THE DATA section start
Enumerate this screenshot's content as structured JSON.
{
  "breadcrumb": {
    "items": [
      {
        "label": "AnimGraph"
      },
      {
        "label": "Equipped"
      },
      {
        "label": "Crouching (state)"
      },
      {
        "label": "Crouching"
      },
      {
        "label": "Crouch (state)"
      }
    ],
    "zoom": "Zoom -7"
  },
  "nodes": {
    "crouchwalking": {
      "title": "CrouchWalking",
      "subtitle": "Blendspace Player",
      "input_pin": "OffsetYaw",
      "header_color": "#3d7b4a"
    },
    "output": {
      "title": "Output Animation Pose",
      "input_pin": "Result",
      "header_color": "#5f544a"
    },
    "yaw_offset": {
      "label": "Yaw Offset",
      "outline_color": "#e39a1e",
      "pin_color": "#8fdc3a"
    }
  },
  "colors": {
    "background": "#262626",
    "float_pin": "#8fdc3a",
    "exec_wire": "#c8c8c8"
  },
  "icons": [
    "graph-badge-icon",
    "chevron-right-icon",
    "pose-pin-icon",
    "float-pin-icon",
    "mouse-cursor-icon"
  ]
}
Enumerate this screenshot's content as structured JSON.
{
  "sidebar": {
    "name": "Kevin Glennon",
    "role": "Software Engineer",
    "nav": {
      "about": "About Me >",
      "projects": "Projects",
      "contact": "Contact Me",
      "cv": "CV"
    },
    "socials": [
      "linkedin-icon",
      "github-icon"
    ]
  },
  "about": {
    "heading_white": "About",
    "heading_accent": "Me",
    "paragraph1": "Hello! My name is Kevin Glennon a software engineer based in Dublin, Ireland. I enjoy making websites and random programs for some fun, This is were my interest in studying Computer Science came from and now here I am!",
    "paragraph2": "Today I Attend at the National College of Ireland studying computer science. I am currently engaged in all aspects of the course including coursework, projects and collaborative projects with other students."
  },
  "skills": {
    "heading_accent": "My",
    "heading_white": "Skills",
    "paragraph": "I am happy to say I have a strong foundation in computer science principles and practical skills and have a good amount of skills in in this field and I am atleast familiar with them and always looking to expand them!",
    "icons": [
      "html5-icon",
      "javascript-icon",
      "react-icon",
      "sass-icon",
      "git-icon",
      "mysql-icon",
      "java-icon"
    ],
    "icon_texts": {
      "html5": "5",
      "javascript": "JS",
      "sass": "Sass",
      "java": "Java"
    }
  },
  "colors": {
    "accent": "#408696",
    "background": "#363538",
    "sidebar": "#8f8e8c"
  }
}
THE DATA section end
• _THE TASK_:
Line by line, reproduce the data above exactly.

• _ANSWER TO THIS TASK_:
Enumerate this screenshot's content as structured JSON.
{
  "breadcrumb": {
    "items": [
      {
        "label": "AnimGraph"
      },
      {
        "label": "Equipped"
      },
      {
        "label": "Crouching (state)"
      },
      {
        "label": "Crouching"
      },
      {
        "label": "Crouch (state)"
      }
    ],
    "zoom": "Zoom -7"
  },
  "nodes": {
    "crouchwalking": {
      "title": "CrouchWalking",
      "subtitle": "Blendspace Player",
      "input_pin": "OffsetYaw",
      "header_color": "#3d7b4a"
    },
    "output": {
      "title": "Output Animation Pose",
      "input_pin": "Result",
      "header_color": "#5f544a"
    },
    "yaw_offset": {
      "label": "Yaw Offset",
      "outline_color": "#e39a1e",
      "pin_color": "#8fdc3a"
    }
  },
  "colors": {
    "background": "#262626",
    "float_pin": "#8fdc3a",
    "exec_wire": "#c8c8c8"
  },
  "icons": [
    "graph-badge-icon",
    "chevron-right-icon",
    "pose-pin-icon",
    "float-pin-icon",
    "mouse-cursor-icon"
  ]
}
Enumerate this screenshot's content as structured JSON.
{
  "sidebar": {
    "name": "Kevin Glennon",
    "role": "Software Engineer",
    "nav": {
      "about": "About Me >",
      "projects": "Projects",
      "contact": "Contact Me",
      "cv": "CV"
    },
    "socials": [
      "linkedin-icon",
      "github-icon"
    ]
  },
  "about": {
    "heading_white": "About",
    "heading_accent": "Me",
    "paragraph1": "Hello! My name is Kevin Glennon a software engineer based in Dublin, Ireland. I enjoy making websites and random programs for some fun, This is were my interest in studying Computer Science came from and now here I am!",
    "paragraph2": "Today I Attend at the National College of Ireland studying computer science. I am currently engaged in all aspects of the course including coursework, projects and collaborative projects with other students."
  },
  "skills": {
    "heading_accent": "My",
    "heading_white": "Skills",
    "paragraph": "I am happy to say I have a strong foundation in computer science principles and practical skills and have a good amount of skills in in this field and I am atleast familiar with them and always looking to expand them!",
    "icons": [
      "html5-icon",
      "javascript-icon",
      "react-icon",
      "sass-icon",
      "git-icon",
      "mysql-icon",
      "java-icon"
    ],
    "icon_texts": {
      "html5": "5",
      "javascript": "JS",
      "sass": "Sass",
      "java": "Java"
    }
  },
  "colors": {
    "accent": "#408696",
    "background": "#363538",
    "sidebar": "#8f8e8c"
  }
}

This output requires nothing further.